Definition - What does Enterprise Server mean?
An enterprise server is a computer server that includes programs required to collectively serve the requirements of an enterprise instead of an individual user, unit or specific application. Traditionally, mainframe-sized computer systems were used as enterprise servers, although they weren't initially referred to as such. Due to their ability to manage enterprise-wide programs, UNIX-based servers as well as Wintel computers are also generally labeled enterprise servers. Some examples of enterprise servers include Sun Microsystems' servers with Linux or UNIX-based Solaris systems, IBM iSeries systems, Hewlett-Packard (HP) systems, and so on.
Techopedia explains Enterprise Server
An enterprise server provides consolidated connections, a choice of broadcast, TCP/IP or multicast, as well as user-defined tools for conflation and hibernation, resulting in improved network and desktop performance.
The key features of an enterprise server include:
- Sensible Data Conflation and Hibernation: This leads to a decrease in desktop and network traffic by around 75 percent when compared with conventional data delivery methods
- Connectivity: Supports managed network, private circuit, or Internet connections among redundant data centers and the main and remote sites.
- Flexible Topology: Facilitates streaming data connections by means of UDP broadcast, TCP/IP and IP multicast technologies.

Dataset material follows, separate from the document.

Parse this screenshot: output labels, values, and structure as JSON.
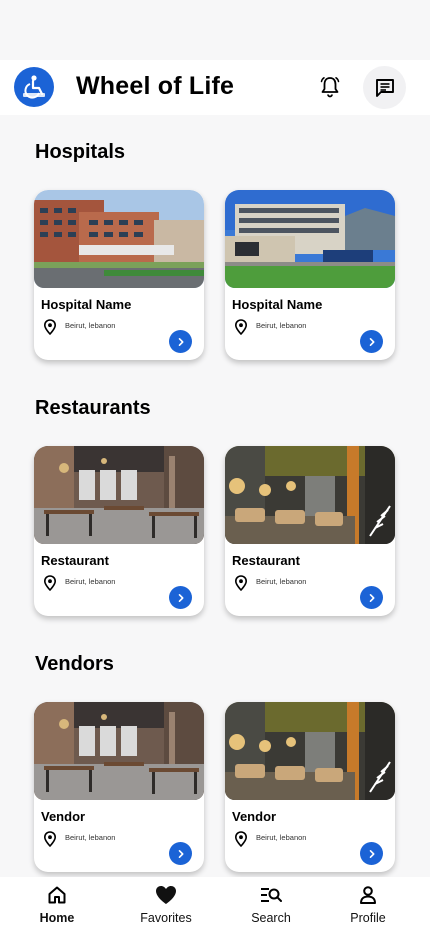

This minimizes bandwidth demands and ensures compatibility with network policies.
- IT Productivity: Allows organizations to make the most of limited IT resources
- Manageability: Creates better control and manageability over devices
- Enhanced Security Features: Better security ensures data integrity and confidentiality
- Fault Tolerance: Enhanced fault tolerance results in maximum reliability
- Productivity: Results in increased user productivity